Stellar material orbiting perilously close to the event horizon emits a revealing pattern of x rays.
Black holes weighing in at millions or billions of solar masses lurk at the center of nearly every galaxy. Studying those invisible behemoths yields information about their formation, the evolution of their host galaxies, and even such fundamental physics as the mass of the hypothetical carrier particle of gravitation (see the article by Jon Miller and Chris Reynolds, Physics Today, August 2007, page 42). Although researchers have reliable ways of estimating the mass of supermassive black holes, spin is far more difficult to pin down. The most useful method to date relies on analyzing the radiation scattered by a disk of hot gas swirling around a black hole. Now researchers have added a new technique to the arsenal. For the first time, they estimated the spin of a supermassive black hole by analyzing x rays emitted by the gas from a star it tore apart.

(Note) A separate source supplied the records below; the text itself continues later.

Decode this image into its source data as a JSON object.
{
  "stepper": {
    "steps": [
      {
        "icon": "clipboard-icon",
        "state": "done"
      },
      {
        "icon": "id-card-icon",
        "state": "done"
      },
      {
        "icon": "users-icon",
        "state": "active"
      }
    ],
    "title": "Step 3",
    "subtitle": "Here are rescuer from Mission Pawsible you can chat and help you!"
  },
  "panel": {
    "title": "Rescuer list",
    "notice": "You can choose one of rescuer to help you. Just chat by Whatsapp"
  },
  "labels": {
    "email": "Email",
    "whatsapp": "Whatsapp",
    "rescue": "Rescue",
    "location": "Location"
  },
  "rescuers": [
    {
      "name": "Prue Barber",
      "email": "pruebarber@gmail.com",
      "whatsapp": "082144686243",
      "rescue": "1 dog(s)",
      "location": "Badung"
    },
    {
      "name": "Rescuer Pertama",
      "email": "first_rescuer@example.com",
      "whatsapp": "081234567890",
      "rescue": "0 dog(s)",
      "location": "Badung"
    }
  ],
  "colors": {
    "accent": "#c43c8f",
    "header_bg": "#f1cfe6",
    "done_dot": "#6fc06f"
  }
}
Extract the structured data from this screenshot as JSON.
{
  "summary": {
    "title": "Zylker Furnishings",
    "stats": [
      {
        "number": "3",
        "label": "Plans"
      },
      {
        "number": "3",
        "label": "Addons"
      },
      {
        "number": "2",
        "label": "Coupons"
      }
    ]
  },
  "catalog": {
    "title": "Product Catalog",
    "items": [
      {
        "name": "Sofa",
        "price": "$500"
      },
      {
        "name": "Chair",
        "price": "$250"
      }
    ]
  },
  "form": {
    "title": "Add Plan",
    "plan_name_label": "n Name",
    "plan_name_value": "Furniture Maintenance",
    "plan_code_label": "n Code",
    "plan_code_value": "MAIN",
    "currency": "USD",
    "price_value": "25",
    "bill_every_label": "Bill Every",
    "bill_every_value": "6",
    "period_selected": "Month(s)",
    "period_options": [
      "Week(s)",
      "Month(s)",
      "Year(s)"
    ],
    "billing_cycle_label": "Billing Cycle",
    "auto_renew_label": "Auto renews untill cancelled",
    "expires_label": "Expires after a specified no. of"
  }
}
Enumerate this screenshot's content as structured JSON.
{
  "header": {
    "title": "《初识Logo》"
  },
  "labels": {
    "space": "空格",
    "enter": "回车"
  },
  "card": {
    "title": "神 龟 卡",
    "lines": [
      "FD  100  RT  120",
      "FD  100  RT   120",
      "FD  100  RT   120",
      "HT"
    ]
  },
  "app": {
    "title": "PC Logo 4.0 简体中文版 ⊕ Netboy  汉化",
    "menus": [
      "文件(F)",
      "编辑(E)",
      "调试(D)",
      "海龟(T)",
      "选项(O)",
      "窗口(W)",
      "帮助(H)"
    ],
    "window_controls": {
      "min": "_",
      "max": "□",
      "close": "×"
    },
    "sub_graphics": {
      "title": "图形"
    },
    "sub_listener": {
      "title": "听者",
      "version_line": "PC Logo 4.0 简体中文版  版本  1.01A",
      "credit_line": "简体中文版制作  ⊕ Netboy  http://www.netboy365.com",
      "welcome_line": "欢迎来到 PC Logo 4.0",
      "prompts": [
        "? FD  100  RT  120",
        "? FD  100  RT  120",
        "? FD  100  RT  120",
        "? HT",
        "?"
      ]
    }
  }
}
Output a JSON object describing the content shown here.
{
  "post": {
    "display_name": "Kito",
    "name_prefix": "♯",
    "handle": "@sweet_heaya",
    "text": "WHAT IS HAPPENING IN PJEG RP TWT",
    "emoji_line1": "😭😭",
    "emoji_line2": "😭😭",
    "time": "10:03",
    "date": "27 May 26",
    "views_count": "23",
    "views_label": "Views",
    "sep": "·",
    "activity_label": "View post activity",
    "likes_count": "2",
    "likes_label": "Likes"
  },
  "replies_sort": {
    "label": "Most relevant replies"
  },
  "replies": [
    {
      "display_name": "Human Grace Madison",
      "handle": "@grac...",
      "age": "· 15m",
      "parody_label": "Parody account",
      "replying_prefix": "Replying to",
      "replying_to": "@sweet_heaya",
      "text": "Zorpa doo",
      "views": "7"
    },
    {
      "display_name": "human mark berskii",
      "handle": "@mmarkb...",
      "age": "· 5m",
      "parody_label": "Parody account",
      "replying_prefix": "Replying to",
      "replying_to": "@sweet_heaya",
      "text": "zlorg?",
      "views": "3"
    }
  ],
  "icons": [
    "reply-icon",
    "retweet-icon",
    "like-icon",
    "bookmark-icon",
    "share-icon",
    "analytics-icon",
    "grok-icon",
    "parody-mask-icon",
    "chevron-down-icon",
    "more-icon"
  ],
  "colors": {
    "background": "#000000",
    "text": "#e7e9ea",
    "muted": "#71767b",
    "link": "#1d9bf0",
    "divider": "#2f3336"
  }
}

The x-ray signal came from an outburst spotted in November 2014 by the All-Sky Automated Survey for Supernovae. ASASSN-14li was quickly classified as a tidal disruption event, in which a star gets torn apart by tidal forces as it approaches a black hole (see the article by Suvi Gezari, Physics Today, May 2014, page 37). Dheeraj Pasham of MIT and colleagues searched for patterns in follow-up x-ray data of the event from the XMM-Newton, Chandra, and Swiftspace telescopes. All three data sets contained broad peaks in the power spectrum every 131 s, a quasi-periodic oscillation that persisted for at least 450 days following ASASSN-14li’s discovery. The researchers interpret that signal as evidence of stellar debris orbiting perilously close to the event horizon. Because the orbital frequency depends not just on radius and black hole mass but also on black hole spin, the researchers could infer a minimum spin parameter of 0.7, which corresponds to a tangential rotation speed of about half c.
Pasham and his team say they may have been extremely lucky: The surprisingly strong and regular x-ray emission suggests that another object, such as a white dwarf, may have been whirling around the black hole at the same time as the doomed star. But if quasi-periodic patterns in tidal disruption events are commonplace, then astrophysicists will have a valuable new method of measuring supermassive black hole spin. (D. R. Pasham et al., Science, in press, doi:10.1126/science.aar7480.) Credit: Physics Today